hem, symbolic of his parasitic personality. Parmeno, the protagonist's
faithful servant, wears fashionable stocks with striped boulevars and a
simple doublet. His linen shirt is visible at the doublet's open chest and
cascades from its slit sleeves.
Terence, Comedies, in Latin
France, Lyons (printed by
Johannes Trechsel), 1493
Woodcuts designed by the
Master of the Club Feet
This was a period of transition in northern Europe—the Middle Ages were not yet over, and the Renaissance had not yet begun. Both King Charles VIII and Louis XII invaded Italy, and these military campaigns exposed France to Italian art, culture, and fashion. At the same time, the Late Gothic style still dominated the arts—and clothing—of northern Europe. Fashions of this period reflect these conflicts.
In the 1480s, the look for men changed abruptly. Padded shoulders and the V-shaped silhouette disappeared. Long loose open gowns came into style and, by the 1490s, these gowns became especially voluminous and bulky. Round-toed shoes replaced the pointy pouleines. New, however, and probably reflecting Italian influence, were the man's outer coat called a sayon, the man's hat called a carmignolle, and doublets with slit sleeves through which the linen of the shirt protruded.

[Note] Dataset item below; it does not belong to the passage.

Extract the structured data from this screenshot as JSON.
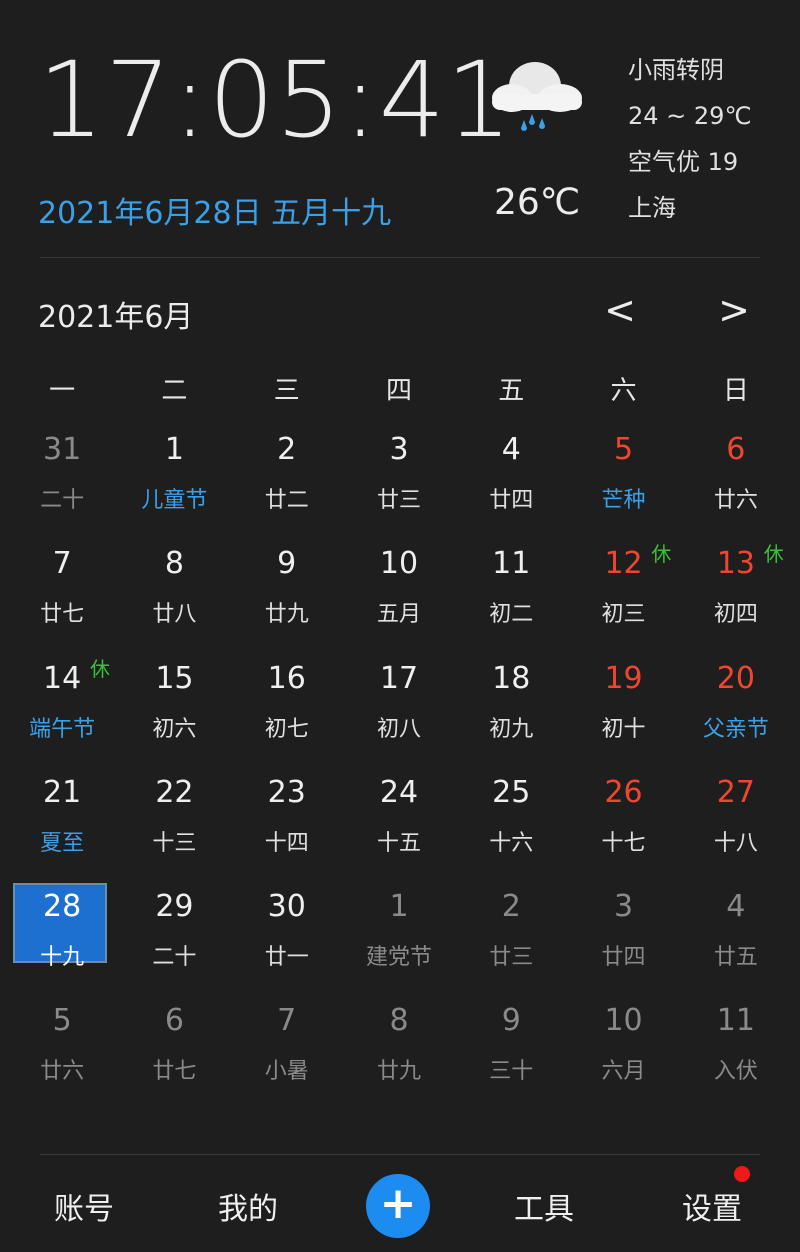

Women's gowns of this period also became fuller, and bombard sleeves were revived. The neck got square. The turret disappeared, while its frontlet remained, now attached to a new small-crowned coif.